● Task instructions:
Filter the lines below, keeping each one that holds "zoom".

● Given records:
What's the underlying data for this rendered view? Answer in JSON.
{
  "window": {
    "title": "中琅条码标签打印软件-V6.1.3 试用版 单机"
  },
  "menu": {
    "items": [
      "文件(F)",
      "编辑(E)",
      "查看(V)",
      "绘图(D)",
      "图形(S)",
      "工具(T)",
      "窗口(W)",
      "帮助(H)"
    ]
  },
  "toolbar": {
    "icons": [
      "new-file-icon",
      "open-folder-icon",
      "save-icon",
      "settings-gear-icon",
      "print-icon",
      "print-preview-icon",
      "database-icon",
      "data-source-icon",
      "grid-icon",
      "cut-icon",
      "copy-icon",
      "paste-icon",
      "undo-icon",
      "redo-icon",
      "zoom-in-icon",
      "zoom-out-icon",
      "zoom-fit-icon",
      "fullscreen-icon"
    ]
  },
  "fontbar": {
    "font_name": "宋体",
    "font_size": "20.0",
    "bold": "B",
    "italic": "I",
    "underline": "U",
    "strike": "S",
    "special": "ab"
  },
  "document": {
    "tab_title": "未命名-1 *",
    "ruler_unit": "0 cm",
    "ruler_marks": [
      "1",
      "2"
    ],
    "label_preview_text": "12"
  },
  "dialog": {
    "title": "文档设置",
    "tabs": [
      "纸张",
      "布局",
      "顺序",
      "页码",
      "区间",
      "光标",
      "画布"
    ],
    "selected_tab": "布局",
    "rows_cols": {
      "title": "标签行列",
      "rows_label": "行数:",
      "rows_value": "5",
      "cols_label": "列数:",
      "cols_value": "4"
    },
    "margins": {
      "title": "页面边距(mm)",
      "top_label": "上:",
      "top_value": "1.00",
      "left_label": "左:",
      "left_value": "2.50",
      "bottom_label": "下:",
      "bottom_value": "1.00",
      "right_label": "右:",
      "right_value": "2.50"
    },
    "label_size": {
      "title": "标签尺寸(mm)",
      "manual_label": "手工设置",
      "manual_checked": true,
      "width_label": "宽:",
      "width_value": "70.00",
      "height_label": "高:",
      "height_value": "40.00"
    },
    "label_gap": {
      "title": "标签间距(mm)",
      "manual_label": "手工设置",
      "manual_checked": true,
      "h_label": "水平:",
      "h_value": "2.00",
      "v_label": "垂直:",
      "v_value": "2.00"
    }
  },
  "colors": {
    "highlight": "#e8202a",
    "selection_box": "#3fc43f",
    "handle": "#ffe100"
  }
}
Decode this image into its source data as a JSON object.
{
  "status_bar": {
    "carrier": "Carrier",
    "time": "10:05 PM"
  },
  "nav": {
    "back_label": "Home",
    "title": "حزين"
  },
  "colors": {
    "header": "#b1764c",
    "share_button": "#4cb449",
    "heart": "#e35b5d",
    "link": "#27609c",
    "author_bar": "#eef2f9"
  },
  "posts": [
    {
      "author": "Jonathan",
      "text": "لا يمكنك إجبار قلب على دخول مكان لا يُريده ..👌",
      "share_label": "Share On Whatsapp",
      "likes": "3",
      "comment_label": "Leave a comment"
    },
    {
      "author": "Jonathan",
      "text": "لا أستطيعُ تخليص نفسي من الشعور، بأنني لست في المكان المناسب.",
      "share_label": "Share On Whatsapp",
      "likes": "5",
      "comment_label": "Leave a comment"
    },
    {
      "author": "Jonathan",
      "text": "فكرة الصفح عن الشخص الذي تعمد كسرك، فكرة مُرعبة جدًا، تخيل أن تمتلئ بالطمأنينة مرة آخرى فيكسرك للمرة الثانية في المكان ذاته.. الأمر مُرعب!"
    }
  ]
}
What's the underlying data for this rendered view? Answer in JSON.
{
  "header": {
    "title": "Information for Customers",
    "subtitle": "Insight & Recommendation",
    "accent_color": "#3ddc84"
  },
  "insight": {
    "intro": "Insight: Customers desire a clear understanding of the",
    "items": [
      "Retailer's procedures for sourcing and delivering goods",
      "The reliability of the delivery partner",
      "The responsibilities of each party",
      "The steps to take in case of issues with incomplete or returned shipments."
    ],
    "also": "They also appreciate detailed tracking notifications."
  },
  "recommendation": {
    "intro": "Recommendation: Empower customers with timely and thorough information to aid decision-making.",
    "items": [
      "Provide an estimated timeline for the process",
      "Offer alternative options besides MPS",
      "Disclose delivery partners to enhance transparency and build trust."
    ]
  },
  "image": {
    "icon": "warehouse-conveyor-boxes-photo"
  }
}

● Result of this exercise:
      "zoom-in-icon",
      "zoom-out-icon",
      "zoom-fit-icon",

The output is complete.